What to Do About Gaps in Your Resume
This is probably one of the most common questions job seekers face when creating a new resume. The traditional chronological resume can be daunting when there is a gap in employment. Knowing that you will have to explain the gap during an interview can be even more daunting. No worries!  There are several ways to deal with this problem, and any expert resume writer can easily communicate your value regardless of whether or not you’ve been unemployed for a period of time.
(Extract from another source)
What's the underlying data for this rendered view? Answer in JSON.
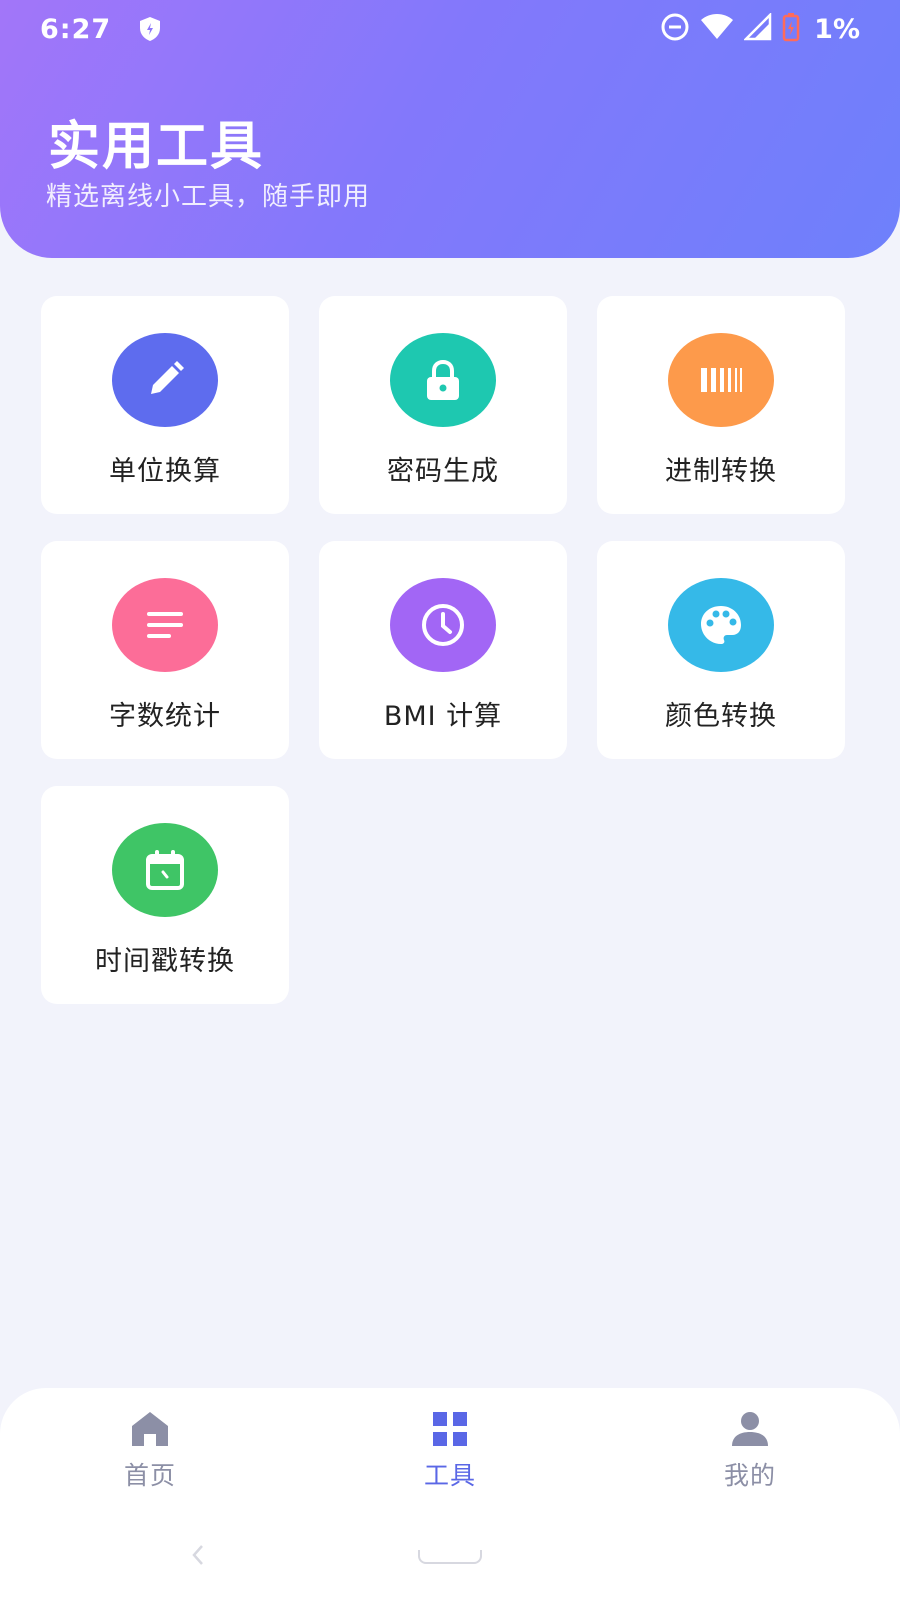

Employers understand that there are numerous, legitimate reasons job candidates have gaps in their employment records. You might have taken time away from work to pursue an advanced degree, care for a sick family member, or even raise a family. No matter the reason, it’s best to use a resume format that will highlight your skills and downplay these gaps. Remember that just because you were not officially working, it doesn’t mean that you were idle and learning nothing. You want to play up these points as much as possible without focusing on the periods when you were not employed.
A closely related issue is where someone has had many jobs in a short period of time. This can make a candidate look unreliable when printed on a resume. Again, a resume that highlights skills over chronological employment is normally the best fit. It’s not uncommon for freelancers, technical support personnel, and other contract workers to have been contracted by several employers during a short period of time. What is important is making sure that your resume shows the expertise and skills you learned, as well as what accomplishments you’ve achieved in each job.
The best resume writers will focus the reader on a candidate’s skills and expertise, to the point that gaps and/or short contract jobs become a non-issue. If you are writing your own resume, you need to do the same. If you are having your resume professionally created, discuss the matter thoroughly with the writer and make sure that the best possible version of YOU shines through in the final product.